Re: Anthros as activists

William M. Loker (wloker@RA.MSSTATE.EDU)
Sun, 14 Jan 1996 12:25:17 -0600

Mike Salovseh recently sent a very thoughtful and moving missive on the
notion of anthropology and advocacy. Unintentionally I think Mike made a
good case for anthropolgist as advocate, at least a certain kind of
advocacy, under certain
circumstances. let me just say that i do believe anthropolgists have a
special role in terms of informing the public (whatever public we can get
ahold of .. which is often limited) about the difficulties indigenous
people face, oppressive acts of the state that threaten indigenous
or other relatively less powerful people (*not* powerless*!), and to do
what we can -- in *consultation* with the people we
work with (indigenous or not) to make a positive contribution to the
communities we study.

When i say Mike unintentianlly advocated advocacy, here's what I mean.
For example, Mike wrote about the case of rapacious middle-men in
Chiapas. Hopefully he incorporated this information into whatever
writing or other communication he did in describing conditions in
communities in Chiapas. regardless of whether this discussion took place
in a class room or board room or smoke filled room (ala Chicago politics)
it would be a form of advocacy, at least in the sense of raising
awareness about social and poltiical conditions in these communities.
Now, if you can get this information in the right ears, it can be very
positive. In the wrong ears, potentially disastrous.

--Much snipping here, then he goes on to say:
> The people I studied weren't babies and they weren't ignorant and they
> weren't stupid. They knew, and know, lots more about their own situation
> than I will ever know. I don't know enough to become an activist on their
> behalf. Period. Even if I did, I don't have the right to assume that
> they would want me to tell them what to do or what they should want.

Ponit well-taken. But sometimes we do have useful knowledge to impart to
people we study that can help solve problems or ameliorate negative
conditions.. information about technologies, about efforts to solve
problems in other regions of the country/world that have had some success,
about political developments, availability of funds, etc. We are, after
all social scientists, and often have a comparative experience and broader
perspective that could be insightful to some people some times.

> In short, I don't know about the shit they have to shovel.
> If, as, and when they ask my help, I give it to them as best I can --
> AFTER I ask for their advice as to what to do. I've been lucky enough to
> help them get improved schools when THEY decided they wanted them, to
> help them get a better road when THEY initiated the drive to get one, and
> to help in getting better health programs and potable water supplies when
> THEY asked for that help. But notice that I said I HELP: it's their
> programs, and their solutions, and their work that makes the advances.
> They also are perfectly capable of shoving me out of their road when I
> get in the way.

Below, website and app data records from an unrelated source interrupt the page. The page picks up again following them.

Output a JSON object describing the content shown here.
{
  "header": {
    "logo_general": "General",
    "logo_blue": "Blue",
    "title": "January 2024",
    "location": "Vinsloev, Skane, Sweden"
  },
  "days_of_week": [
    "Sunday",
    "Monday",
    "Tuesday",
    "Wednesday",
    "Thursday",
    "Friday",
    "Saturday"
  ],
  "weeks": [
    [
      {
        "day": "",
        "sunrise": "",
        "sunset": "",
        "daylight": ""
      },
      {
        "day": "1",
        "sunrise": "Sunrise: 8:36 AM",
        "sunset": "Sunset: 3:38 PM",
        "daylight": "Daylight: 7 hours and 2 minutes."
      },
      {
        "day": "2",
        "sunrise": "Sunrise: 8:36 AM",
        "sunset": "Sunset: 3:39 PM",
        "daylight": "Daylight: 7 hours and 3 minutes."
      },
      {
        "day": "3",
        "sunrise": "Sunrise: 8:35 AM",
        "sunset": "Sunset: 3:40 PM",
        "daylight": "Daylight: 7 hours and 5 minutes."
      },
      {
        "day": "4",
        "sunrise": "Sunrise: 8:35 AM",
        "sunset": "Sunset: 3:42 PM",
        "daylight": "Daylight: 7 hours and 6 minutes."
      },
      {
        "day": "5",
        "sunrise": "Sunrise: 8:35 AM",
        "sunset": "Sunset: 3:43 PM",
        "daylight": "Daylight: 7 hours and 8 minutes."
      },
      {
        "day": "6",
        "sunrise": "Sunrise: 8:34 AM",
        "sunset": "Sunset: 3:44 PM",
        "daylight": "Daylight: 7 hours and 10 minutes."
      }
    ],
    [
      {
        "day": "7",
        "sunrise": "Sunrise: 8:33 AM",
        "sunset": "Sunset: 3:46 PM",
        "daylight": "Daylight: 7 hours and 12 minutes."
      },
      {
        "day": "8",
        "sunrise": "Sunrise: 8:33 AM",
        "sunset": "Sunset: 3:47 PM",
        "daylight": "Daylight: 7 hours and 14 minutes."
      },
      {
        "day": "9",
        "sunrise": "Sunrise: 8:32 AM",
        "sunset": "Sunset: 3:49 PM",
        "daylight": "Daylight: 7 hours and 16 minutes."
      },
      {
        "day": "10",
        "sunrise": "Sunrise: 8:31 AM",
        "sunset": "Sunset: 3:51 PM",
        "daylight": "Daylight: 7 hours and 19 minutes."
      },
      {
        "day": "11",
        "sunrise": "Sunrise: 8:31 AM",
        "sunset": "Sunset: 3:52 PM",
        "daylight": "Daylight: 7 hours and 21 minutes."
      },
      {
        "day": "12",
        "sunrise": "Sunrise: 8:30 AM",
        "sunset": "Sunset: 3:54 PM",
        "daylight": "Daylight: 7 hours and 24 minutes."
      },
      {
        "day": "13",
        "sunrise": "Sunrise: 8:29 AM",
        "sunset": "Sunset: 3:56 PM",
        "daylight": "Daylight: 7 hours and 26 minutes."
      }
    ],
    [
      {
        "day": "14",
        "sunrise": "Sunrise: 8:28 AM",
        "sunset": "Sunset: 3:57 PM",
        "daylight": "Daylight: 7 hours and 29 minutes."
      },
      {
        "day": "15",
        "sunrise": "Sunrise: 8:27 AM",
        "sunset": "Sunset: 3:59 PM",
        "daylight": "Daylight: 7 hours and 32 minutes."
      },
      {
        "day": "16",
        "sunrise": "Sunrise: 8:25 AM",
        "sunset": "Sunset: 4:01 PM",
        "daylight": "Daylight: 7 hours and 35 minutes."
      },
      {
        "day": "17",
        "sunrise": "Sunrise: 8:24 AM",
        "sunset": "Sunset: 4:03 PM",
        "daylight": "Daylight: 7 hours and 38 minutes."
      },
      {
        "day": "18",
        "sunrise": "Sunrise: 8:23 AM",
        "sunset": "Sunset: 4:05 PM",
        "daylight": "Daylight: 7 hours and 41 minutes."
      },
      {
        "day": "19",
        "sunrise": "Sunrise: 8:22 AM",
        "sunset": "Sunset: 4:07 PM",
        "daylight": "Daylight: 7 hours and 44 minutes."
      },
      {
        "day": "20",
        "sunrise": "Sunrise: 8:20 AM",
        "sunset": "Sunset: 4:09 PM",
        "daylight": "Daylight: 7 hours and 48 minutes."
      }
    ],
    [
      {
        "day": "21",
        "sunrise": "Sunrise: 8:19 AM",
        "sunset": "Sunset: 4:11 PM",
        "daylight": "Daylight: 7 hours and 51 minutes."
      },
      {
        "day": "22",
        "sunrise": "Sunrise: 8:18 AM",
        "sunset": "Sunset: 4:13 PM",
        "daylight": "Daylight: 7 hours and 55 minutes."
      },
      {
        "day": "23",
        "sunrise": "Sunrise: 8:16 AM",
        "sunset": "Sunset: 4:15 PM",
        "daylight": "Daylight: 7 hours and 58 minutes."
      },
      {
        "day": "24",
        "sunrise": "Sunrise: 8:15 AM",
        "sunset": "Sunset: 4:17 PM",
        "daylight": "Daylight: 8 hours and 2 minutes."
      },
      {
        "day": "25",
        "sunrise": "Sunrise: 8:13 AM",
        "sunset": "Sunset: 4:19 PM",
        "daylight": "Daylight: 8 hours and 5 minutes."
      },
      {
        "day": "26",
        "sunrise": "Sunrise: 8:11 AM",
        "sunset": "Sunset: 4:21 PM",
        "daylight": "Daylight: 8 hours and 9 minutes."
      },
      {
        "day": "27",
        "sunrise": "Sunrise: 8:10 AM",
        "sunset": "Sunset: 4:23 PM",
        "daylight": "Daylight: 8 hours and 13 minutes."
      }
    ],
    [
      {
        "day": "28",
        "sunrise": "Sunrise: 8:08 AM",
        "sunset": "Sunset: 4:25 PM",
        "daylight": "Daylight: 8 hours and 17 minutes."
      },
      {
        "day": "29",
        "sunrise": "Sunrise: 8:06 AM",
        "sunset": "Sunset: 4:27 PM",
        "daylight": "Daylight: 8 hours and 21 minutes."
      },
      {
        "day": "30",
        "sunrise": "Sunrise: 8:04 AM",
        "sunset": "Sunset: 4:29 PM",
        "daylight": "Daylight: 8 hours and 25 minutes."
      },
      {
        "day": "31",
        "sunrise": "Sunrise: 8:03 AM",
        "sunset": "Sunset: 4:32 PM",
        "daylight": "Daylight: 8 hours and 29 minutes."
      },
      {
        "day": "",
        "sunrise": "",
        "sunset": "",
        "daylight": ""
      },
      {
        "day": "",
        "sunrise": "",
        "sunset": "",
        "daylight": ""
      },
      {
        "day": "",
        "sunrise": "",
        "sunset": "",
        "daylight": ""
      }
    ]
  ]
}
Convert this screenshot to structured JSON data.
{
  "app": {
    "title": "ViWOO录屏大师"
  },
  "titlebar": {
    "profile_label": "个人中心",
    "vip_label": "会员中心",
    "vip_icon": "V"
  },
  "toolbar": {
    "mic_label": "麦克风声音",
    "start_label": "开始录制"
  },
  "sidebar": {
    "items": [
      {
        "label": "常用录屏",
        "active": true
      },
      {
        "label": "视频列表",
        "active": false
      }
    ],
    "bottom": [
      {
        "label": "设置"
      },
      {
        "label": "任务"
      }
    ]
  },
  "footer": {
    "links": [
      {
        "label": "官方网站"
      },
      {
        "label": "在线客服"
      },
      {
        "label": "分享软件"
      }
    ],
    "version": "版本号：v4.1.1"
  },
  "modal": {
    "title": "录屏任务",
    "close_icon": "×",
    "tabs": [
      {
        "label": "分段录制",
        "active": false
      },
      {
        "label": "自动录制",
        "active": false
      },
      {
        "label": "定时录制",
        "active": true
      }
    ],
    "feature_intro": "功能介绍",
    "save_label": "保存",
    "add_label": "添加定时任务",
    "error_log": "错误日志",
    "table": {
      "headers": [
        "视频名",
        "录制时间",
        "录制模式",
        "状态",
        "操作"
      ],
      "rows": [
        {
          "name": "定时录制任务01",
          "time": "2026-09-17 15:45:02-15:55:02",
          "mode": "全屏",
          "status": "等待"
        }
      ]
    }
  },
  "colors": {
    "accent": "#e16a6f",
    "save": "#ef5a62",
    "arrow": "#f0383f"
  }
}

Antoher good point. But presumably you wouldn't *refuse* to help people
once they hav asked out of some commitment to scientific detachment and
"letting evolution run its course." When you helped folks (at their
request) you were doing some form of advocacy, I'd say.

--Some Editing here, then Mike writes:

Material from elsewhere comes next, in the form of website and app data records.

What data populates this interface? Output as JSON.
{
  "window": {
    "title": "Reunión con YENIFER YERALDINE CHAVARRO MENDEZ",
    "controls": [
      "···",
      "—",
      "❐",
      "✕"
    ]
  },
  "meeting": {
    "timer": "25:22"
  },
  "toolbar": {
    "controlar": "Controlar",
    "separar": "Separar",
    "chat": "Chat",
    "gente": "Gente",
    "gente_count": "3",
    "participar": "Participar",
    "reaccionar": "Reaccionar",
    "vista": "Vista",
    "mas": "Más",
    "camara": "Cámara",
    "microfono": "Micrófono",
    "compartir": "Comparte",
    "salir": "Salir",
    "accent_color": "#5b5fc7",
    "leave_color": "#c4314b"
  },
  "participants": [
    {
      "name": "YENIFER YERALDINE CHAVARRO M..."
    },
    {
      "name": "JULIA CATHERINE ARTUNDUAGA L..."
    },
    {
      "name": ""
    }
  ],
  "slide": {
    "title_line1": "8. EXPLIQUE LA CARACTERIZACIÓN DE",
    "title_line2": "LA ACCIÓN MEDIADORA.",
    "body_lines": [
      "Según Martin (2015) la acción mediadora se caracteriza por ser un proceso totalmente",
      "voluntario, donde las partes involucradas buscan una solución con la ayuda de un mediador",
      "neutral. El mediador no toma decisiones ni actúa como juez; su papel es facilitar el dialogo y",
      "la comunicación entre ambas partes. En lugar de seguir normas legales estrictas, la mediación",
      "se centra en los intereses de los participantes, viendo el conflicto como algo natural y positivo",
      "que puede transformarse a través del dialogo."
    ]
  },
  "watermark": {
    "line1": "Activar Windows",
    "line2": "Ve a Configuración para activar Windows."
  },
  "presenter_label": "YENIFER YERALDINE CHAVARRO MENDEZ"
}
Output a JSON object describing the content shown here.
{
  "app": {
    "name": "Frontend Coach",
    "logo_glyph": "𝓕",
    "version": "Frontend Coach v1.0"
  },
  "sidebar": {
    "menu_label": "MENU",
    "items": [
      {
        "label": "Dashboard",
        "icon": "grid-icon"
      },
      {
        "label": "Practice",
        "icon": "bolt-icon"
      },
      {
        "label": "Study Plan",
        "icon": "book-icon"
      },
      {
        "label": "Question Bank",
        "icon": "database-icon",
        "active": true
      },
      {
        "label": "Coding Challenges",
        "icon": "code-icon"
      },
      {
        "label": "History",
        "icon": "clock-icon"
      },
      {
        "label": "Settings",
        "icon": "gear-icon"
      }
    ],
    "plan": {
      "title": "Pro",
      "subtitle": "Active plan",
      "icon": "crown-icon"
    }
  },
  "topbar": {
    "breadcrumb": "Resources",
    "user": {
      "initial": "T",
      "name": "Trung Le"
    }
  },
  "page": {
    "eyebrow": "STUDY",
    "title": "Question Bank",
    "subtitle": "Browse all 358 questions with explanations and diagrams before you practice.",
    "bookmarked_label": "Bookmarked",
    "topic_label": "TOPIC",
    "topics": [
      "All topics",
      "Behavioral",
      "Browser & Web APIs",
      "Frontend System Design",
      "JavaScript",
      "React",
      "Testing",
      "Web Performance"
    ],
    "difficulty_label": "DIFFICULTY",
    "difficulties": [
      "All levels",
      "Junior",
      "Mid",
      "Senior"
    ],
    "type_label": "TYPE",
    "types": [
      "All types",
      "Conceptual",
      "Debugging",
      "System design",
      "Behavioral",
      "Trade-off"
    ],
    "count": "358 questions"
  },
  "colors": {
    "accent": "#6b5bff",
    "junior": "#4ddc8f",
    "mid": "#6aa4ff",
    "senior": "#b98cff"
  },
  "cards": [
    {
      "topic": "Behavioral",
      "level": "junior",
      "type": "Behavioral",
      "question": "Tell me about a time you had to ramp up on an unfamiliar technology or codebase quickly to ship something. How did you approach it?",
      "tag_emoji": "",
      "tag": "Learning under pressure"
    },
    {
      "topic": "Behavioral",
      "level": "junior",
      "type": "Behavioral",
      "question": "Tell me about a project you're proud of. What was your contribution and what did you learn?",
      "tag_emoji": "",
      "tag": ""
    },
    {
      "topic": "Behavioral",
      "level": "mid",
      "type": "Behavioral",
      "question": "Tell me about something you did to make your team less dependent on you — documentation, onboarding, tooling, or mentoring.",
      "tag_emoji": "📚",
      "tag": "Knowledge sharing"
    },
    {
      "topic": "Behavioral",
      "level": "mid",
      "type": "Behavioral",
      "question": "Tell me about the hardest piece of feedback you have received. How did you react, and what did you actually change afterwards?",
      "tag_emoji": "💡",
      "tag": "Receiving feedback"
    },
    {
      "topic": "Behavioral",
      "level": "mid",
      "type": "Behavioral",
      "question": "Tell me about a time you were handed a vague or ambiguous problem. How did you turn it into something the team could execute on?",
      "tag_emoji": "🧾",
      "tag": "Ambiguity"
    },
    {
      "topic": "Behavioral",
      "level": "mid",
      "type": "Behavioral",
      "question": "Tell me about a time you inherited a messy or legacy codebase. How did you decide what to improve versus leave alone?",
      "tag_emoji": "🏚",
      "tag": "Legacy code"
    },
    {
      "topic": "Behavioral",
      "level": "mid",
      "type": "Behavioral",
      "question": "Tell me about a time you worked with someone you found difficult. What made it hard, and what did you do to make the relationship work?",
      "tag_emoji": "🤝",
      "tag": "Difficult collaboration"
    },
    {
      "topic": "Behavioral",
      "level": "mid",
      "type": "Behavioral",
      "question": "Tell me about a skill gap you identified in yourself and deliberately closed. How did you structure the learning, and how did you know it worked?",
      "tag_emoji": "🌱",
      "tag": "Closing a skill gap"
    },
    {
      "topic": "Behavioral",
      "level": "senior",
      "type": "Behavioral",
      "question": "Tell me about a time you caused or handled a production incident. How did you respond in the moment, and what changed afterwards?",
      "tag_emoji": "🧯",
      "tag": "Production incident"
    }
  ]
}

> The Indians and poor
> Ladinos I know are much better able to help themselves than I am, thank
> God, because if I were to become an Activist On Their Behalf it would
> mean that I would be taking over the hegemonic power.

I can't agree that this is always necessarily true. We need to combat the
stereotype that the rural poor, or indigenous or urban poor, whoever are
ignorant. But at the same time, lets not grant them omnisience about
their own social situations and possible solutions. Again, informed
social science may have a role in opening new channels of information,
funding, and political action that people are not aware of. We have an
equal obligation to inform those making policies of the effects of those
policies and conditions in the campo/barrio/wherever so that more positive
policies can be formulated and implemented. In inserting yourself in this
dynamic of power, struggle, advocacy and policy formulation/implementation
I don't believe you are "taking over hegemonic power." You are simply
inserting another voice in the power/policy process that may in fact have
positive outcomes. In my experience, the most dificult thing is to get a
voice, have a seat at the metaphorical table and influence policy
outcomes. But to not engage out of fear of "taking over hegemonic power"
I think is silly. There's a big difference between trying to influence
public discourse and policy and taking it over!

Also, things are not as simple as either Mike or I make out. Much depends
on context and the coyuntura actual. Mike or I could surely spin
hypothetical cases, or describe actual ones, in wich its best to keep your
mouth shut and stay out of everyone's business for fear of doing more
harm than good. But i just don't believe that is true as a principle.

I enjoyed Mike's comments and am enjoying this thread.

Bill Loker